Exercise goal: Please reproduce the entries below exactly, leaving the pictures out.

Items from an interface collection
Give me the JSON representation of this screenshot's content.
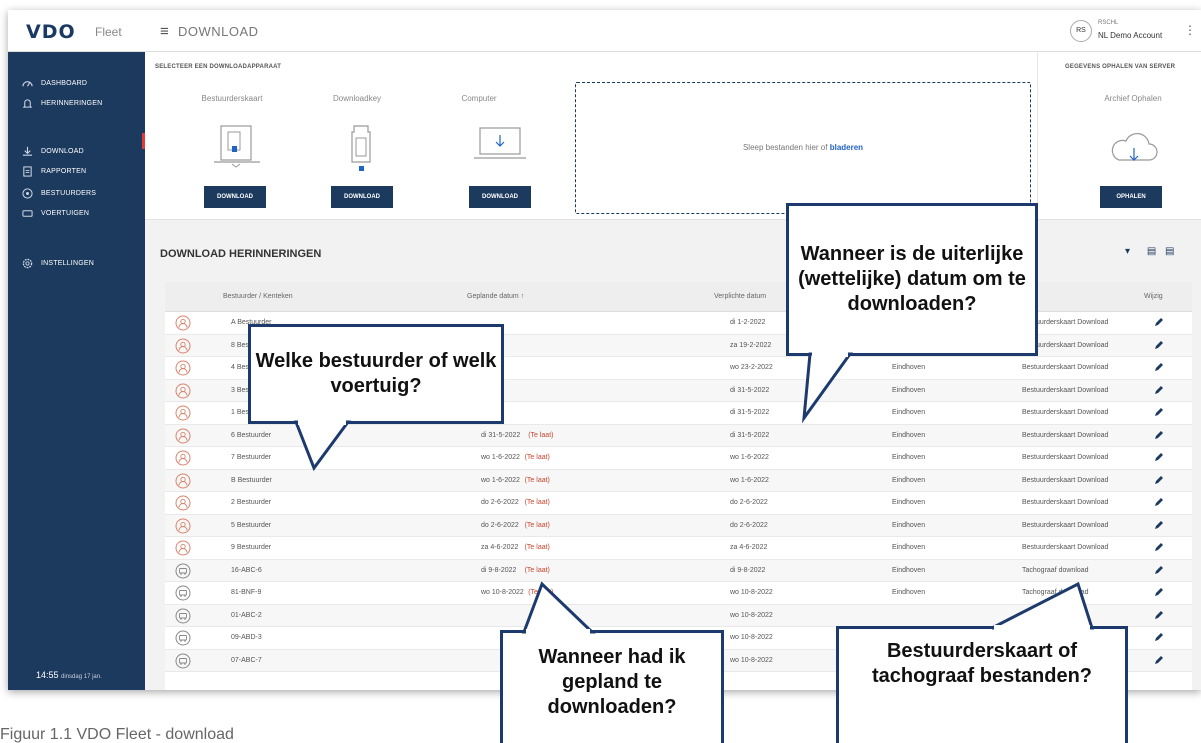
{
  "header": {
    "logo": "VDO",
    "logo_suffix": "Fleet",
    "menu_icon": "hamburger-icon",
    "page_title": "DOWNLOAD",
    "avatar_initials": "RS",
    "account_name": "RSCHL",
    "account_sub": "NL Demo Account"
  },
  "sidebar": {
    "items": [
      {
        "label": "DASHBOARD",
        "icon": "dashboard-icon"
      },
      {
        "label": "HERINNERINGEN",
        "icon": "bell-icon"
      },
      {
        "label": "DOWNLOAD",
        "icon": "download-icon"
      },
      {
        "label": "RAPPORTEN",
        "icon": "report-icon"
      },
      {
        "label": "BESTUURDERS",
        "icon": "driver-icon"
      },
      {
        "label": "VOERTUIGEN",
        "icon": "vehicle-icon"
      },
      {
        "label": "INSTELLINGEN",
        "icon": "gear-icon"
      }
    ],
    "active": "DOWNLOAD",
    "clock_time": "14:55",
    "clock_date": "dinsdag 17 jan."
  },
  "download_panel": {
    "section_label": "SELECTEER EEN DOWNLOADAPPARAAT",
    "devices": [
      {
        "label": "Bestuurderskaart",
        "button": "DOWNLOAD"
      },
      {
        "label": "Downloadkey",
        "button": "DOWNLOAD"
      },
      {
        "label": "Computer",
        "button": "DOWNLOAD"
      }
    ],
    "drop_text": "Sleep bestanden hier of",
    "drop_link": "bladeren",
    "server_label": "GEGEVENS OPHALEN VAN SERVER",
    "server_sub": "Archief Ophalen",
    "server_button": "OPHALEN"
  },
  "reminders": {
    "title": "DOWNLOAD HERINNERINGEN",
    "columns": [
      "Bestuurder / Kenteken",
      "Geplande datum ↑",
      "Verplichte datum",
      "Wijzig"
    ],
    "late_label": "(Te laat)",
    "rows": [
      {
        "name": "A Bestuurder",
        "planned": "",
        "required": "di 1-2-2022",
        "location": "",
        "type": "Bestuurderskaart Download",
        "kind": "driver"
      },
      {
        "name": "8 Bestuurder",
        "planned": "",
        "required": "za 19-2-2022",
        "location": "",
        "type": "Bestuurderskaart Download",
        "kind": "driver"
      },
      {
        "name": "4 Bestuurder",
        "planned": "",
        "required": "wo 23-2-2022",
        "location": "Eindhoven",
        "type": "Bestuurderskaart Download",
        "kind": "driver"
      },
      {
        "name": "3 Bestuurder",
        "planned": "",
        "required": "di 31-5-2022",
        "location": "Eindhoven",
        "type": "Bestuurderskaart Download",
        "kind": "driver"
      },
      {
        "name": "1 Bestuurder",
        "planned": "",
        "required": "di 31-5-2022",
        "location": "Eindhoven",
        "type": "Bestuurderskaart Download",
        "kind": "driver"
      },
      {
        "name": "6 Bestuurder",
        "planned": "di 31-5-2022",
        "required": "di 31-5-2022",
        "location": "Eindhoven",
        "type": "Bestuurderskaart Download",
        "kind": "driver"
      },
      {
        "name": "7 Bestuurder",
        "planned": "wo 1-6-2022",
        "required": "wo 1-6-2022",
        "location": "Eindhoven",
        "type": "Bestuurderskaart Download",
        "kind": "driver"
      },
      {
        "name": "B Bestuurder",
        "planned": "wo 1-6-2022",
        "required": "wo 1-6-2022",
        "location": "Eindhoven",
        "type": "Bestuurderskaart Download",
        "kind": "driver"
      },
      {
        "name": "2 Bestuurder",
        "planned": "do 2-6-2022",
        "required": "do 2-6-2022",
        "location": "Eindhoven",
        "type": "Bestuurderskaart Download",
        "kind": "driver"
      },
      {
        "name": "5 Bestuurder",
        "planned": "do 2-6-2022",
        "required": "do 2-6-2022",
        "location": "Eindhoven",
        "type": "Bestuurderskaart Download",
        "kind": "driver"
      },
      {
        "name": "9 Bestuurder",
        "planned": "za 4-6-2022",
        "required": "za 4-6-2022",
        "location": "Eindhoven",
        "type": "Bestuurderskaart Download",
        "kind": "driver"
      },
      {
        "name": "16-ABC-6",
        "planned": "di 9-8-2022",
        "required": "di 9-8-2022",
        "location": "Eindhoven",
        "type": "Tachograaf download",
        "kind": "vehicle"
      },
      {
        "name": "81-BNF-9",
        "planned": "wo 10-8-2022",
        "required": "wo 10-8-2022",
        "location": "Eindhoven",
        "type": "Tachograaf download",
        "kind": "vehicle"
      },
      {
        "name": "01-ABC-2",
        "planned": "",
        "required": "wo 10-8-2022",
        "location": "",
        "type": "",
        "kind": "vehicle"
      },
      {
        "name": "09-ABD-3",
        "planned": "",
        "required": "wo 10-8-2022",
        "location": "",
        "type": "",
        "kind": "vehicle"
      },
      {
        "name": "07-ABC-7",
        "planned": "",
        "required": "wo 10-8-2022",
        "location": "",
        "type": "",
        "kind": "vehicle"
      }
    ]
  },
  "callouts": {
    "driver": "Welke bestuurder of welk voertuig?",
    "required": "Wanneer is de uiterlijke (wettelijke) datum om te downloaden?",
    "planned": "Wanneer had ik gepland te downloaden?",
    "type": "Bestuurderskaart of tachograaf bestanden?"
  },
  "caption": "Figuur 1.1 VDO Fleet - download",
  "colors": {
    "navy": "#1c3a5e",
    "callout_border": "#1c3a6e",
    "late": "#c8452e",
    "link": "#1f63c4"
  }
}
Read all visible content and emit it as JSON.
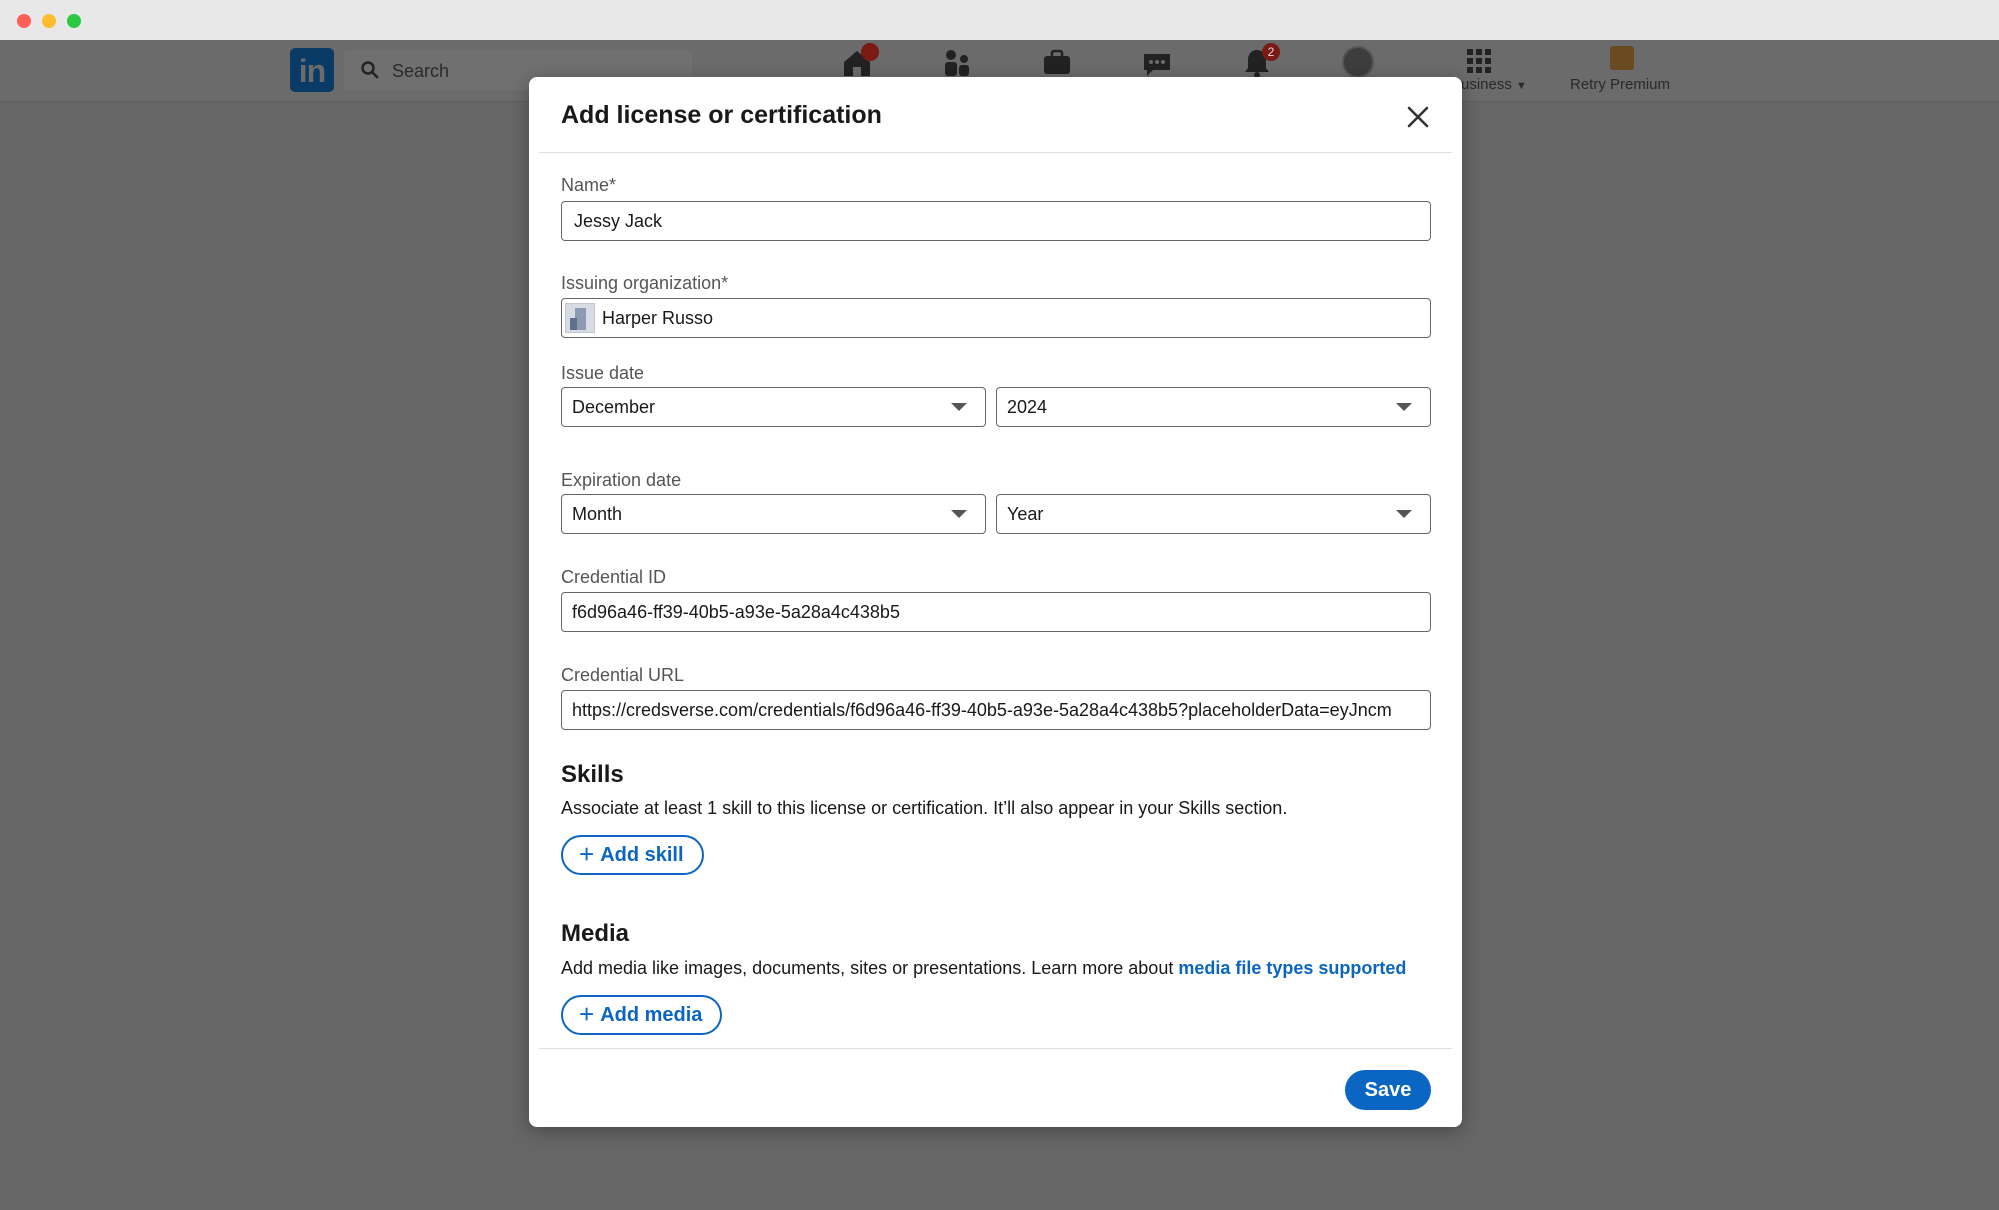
{
  "nav": {
    "search_placeholder": "Search",
    "home_badge": "",
    "notifications_badge": "2",
    "business_label": "usiness",
    "premium_label": "Retry Premium"
  },
  "modal": {
    "title": "Add license or certification",
    "fields": {
      "name_label": "Name*",
      "name_value": "Jessy Jack",
      "org_label": "Issuing organization*",
      "org_value": "Harper Russo",
      "issue_date_label": "Issue date",
      "issue_month": "December",
      "issue_year": "2024",
      "expiration_label": "Expiration date",
      "expiration_month": "Month",
      "expiration_year": "Year",
      "credential_id_label": "Credential ID",
      "credential_id_value": "f6d96a46-ff39-40b5-a93e-5a28a4c438b5",
      "credential_url_label": "Credential URL",
      "credential_url_value": "https://credsverse.com/credentials/f6d96a46-ff39-40b5-a93e-5a28a4c438b5?placeholderData=eyJncm"
    },
    "skills": {
      "title": "Skills",
      "description": "Associate at least 1 skill to this license or certification. It’ll also appear in your Skills section.",
      "button": "Add skill"
    },
    "media": {
      "title": "Media",
      "description": "Add media like images, documents, sites or presentations. Learn more about ",
      "link": "media file types supported",
      "button": "Add media"
    },
    "save_label": "Save"
  },
  "colors": {
    "accent": "#0a66c2",
    "backdrop": "#666666"
  }
}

Exercise answer:
Give me the JSON representation of this screenshot's content.
{
  "header": {
    "logo": "VDO",
    "logo_suffix": "Fleet",
    "menu_icon": "hamburger-icon",
    "page_title": "DOWNLOAD",
    "avatar_initials": "RS",
    "account_name": "RSCHL",
    "account_sub": "NL Demo Account"
  },
  "sidebar": {
    "items": [
      {
        "label": "DASHBOARD",
        "icon": "dashboard-icon"
      },
      {
        "label": "HERINNERINGEN",
        "icon": "bell-icon"
      },
      {
        "label": "DOWNLOAD",
        "icon": "download-icon"
      },
      {
        "label": "RAPPORTEN",
        "icon": "report-icon"
      },
      {
        "label": "BESTUURDERS",
        "icon": "driver-icon"
      },
      {
        "label": "VOERTUIGEN",
        "icon": "vehicle-icon"
      },
      {
        "label": "INSTELLINGEN",
        "icon": "gear-icon"
      }
    ],
    "active": "DOWNLOAD",
    "clock_time": "14:55",
    "clock_date": "dinsdag 17 jan."
  },
  "download_panel": {
    "section_label": "SELECTEER EEN DOWNLOADAPPARAAT",
    "devices": [
      {
        "label": "Bestuurderskaart",
        "button": "DOWNLOAD"
      },
      {
        "label": "Downloadkey",
        "button": "DOWNLOAD"
      },
      {
        "label": "Computer",
        "button": "DOWNLOAD"
      }
    ],
    "drop_text": "Sleep bestanden hier of",
    "drop_link": "bladeren",
    "server_label": "GEGEVENS OPHALEN VAN SERVER",
    "server_sub": "Archief Ophalen",
    "server_button": "OPHALEN"
  },
  "reminders": {
    "title": "DOWNLOAD HERINNERINGEN",
    "columns": [
      "Bestuurder / Kenteken",
      "Geplande datum ↑",
      "Verplichte datum",
      "Wijzig"
    ],
    "late_label": "(Te laat)",
    "rows": [
      {
        "name": "A Bestuurder",
        "planned": "",
        "required": "di 1-2-2022",
        "location": "",
        "type": "Bestuurderskaart Download",
        "kind": "driver"
      },
      {
        "name": "8 Bestuurder",
        "planned": "",
        "required": "za 19-2-2022",
        "location": "",
        "type": "Bestuurderskaart Download",
        "kind": "driver"
      },
      {
        "name": "4 Bestuurder",
        "planned": "",
        "required": "wo 23-2-2022",
        "location": "Eindhoven",
        "type": "Bestuurderskaart Download",
        "kind": "driver"
      },
      {
        "name": "3 Bestuurder",
        "planned": "",
        "required": "di 31-5-2022",
        "location": "Eindhoven",
        "type": "Bestuurderskaart Download",
        "kind": "driver"
      },
      {
        "name": "1 Bestuurder",
        "planned": "",
        "required": "di 31-5-2022",
        "location": "Eindhoven",
        "type": "Bestuurderskaart Download",
        "kind": "driver"
      },
      {
        "name": "6 Bestuurder",
        "planned": "di 31-5-2022",
        "required": "di 31-5-2022",
        "location": "Eindhoven",
        "type": "Bestuurderskaart Download",
        "kind": "driver"
      },
      {
        "name": "7 Bestuurder",
        "planned": "wo 1-6-2022",
        "required": "wo 1-6-2022",
        "location": "Eindhoven",
        "type": "Bestuurderskaart Download",
        "kind": "driver"
      },
      {
        "name": "B Bestuurder",
        "planned": "wo 1-6-2022",
        "required": "wo 1-6-2022",
        "location": "Eindhoven",
        "type": "Bestuurderskaart Download",
        "kind": "driver"
      },
      {
        "name": "2 Bestuurder",
        "planned": "do 2-6-2022",
        "required": "do 2-6-2022",
        "location": "Eindhoven",
        "type": "Bestuurderskaart Download",
        "kind": "driver"
      },
      {
        "name": "5 Bestuurder",
        "planned": "do 2-6-2022",
        "required": "do 2-6-2022",
        "location": "Eindhoven",
        "type": "Bestuurderskaart Download",
        "kind": "driver"
      },
      {
        "name": "9 Bestuurder",
        "planned": "za 4-6-2022",
        "required": "za 4-6-2022",
        "location": "Eindhoven",
        "type": "Bestuurderskaart Download",
        "kind": "driver"
      },
      {
        "name": "16-ABC-6",
        "planned": "di 9-8-2022",
        "required": "di 9-8-2022",
        "location": "Eindhoven",
        "type": "Tachograaf download",
        "kind": "vehicle"
      },
      {
        "name": "81-BNF-9",
        "planned": "wo 10-8-2022",
        "required": "wo 10-8-2022",
        "location": "Eindhoven",
        "type": "Tachograaf download",
        "kind": "vehicle"
      },
      {
        "name": "01-ABC-2",
        "planned": "",
        "required": "wo 10-8-2022",
        "location": "",
        "type": "",
        "kind": "vehicle"
      },
      {
        "name": "09-ABD-3",
        "planned": "",
        "required": "wo 10-8-2022",
        "location": "",
        "type": "",
        "kind": "vehicle"
      },
      {
        "name": "07-ABC-7",
        "planned": "",
        "required": "wo 10-8-2022",
        "location": "",
        "type": "",
        "kind": "vehicle"
      }
    ]
  },
  "callouts": {
    "driver": "Welke bestuurder of welk voertuig?",
    "required": "Wanneer is de uiterlijke (wettelijke) datum om te downloaden?",
    "planned": "Wanneer had ik gepland te downloaden?",
    "type": "Bestuurderskaart of tachograaf bestanden?"
  },
  "caption": "Figuur 1.1 VDO Fleet - download",
  "colors": {
    "navy": "#1c3a5e",
    "callout_border": "#1c3a6e",
    "late": "#c8452e",
    "link": "#1f63c4"
  }
}
Read all visible content and emit it as JSON.
{
  "nav": {
    "search_placeholder": "Search",
    "home_badge": "",
    "notifications_badge": "2",
    "business_label": "usiness",
    "premium_label": "Retry Premium"
  },
  "modal": {
    "title": "Add license or certification",
    "fields": {
      "name_label": "Name*",
      "name_value": "Jessy Jack",
      "org_label": "Issuing organization*",
      "org_value": "Harper Russo",
      "issue_date_label": "Issue date",
      "issue_month": "December",
      "issue_year": "2024",
      "expiration_label": "Expiration date",
      "expiration_month": "Month",
      "expiration_year": "Year",
      "credential_id_label": "Credential ID",
      "credential_id_value": "f6d96a46-ff39-40b5-a93e-5a28a4c438b5",
      "credential_url_label": "Credential URL",
      "credential_url_value": "https://credsverse.com/credentials/f6d96a46-ff39-40b5-a93e-5a28a4c438b5?placeholderData=eyJncm"
    },
    "skills": {
      "title": "Skills",
      "description": "Associate at least 1 skill to this license or certification. It’ll also appear in your Skills section.",
      "button": "Add skill"
    },
    "media": {
      "title": "Media",
      "description": "Add media like images, documents, sites or presentations. Learn more about ",
      "link": "media file types supported",
      "button": "Add media"
    },
    "save_label": "Save"
  },
  "colors": {
    "accent": "#0a66c2",
    "backdrop": "#666666"
  }
}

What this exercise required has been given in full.